[Entries provided]
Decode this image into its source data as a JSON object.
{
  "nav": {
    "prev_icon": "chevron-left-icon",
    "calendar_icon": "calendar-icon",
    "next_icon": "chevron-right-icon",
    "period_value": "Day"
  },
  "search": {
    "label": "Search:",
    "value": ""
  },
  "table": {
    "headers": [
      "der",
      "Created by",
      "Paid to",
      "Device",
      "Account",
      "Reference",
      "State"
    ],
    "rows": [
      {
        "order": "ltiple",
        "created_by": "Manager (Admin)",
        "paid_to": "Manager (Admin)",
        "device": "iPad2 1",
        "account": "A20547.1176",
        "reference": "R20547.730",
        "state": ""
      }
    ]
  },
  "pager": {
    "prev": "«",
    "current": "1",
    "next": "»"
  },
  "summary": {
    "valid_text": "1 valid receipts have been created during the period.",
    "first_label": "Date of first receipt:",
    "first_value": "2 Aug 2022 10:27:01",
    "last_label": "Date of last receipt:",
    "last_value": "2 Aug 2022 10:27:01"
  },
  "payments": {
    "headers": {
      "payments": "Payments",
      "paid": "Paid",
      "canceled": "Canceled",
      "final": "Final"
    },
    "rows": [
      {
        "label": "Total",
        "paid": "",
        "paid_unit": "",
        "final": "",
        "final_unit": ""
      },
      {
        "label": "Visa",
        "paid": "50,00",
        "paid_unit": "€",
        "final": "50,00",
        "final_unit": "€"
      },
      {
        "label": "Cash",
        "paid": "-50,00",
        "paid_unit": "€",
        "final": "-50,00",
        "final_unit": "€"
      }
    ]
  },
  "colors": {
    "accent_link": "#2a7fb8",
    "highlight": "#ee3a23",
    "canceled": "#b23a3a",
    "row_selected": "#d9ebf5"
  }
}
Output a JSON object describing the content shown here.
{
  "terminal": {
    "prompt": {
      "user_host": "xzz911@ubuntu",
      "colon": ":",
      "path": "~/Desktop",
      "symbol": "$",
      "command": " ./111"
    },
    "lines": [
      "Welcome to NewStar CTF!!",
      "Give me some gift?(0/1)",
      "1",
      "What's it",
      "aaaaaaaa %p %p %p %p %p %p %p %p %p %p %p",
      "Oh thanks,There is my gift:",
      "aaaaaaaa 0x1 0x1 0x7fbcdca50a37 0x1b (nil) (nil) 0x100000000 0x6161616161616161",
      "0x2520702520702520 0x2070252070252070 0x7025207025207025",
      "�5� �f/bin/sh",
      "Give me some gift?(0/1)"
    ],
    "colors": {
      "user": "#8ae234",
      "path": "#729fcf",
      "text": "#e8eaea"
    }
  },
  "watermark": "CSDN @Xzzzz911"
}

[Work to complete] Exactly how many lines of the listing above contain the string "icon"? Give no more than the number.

[Response] 3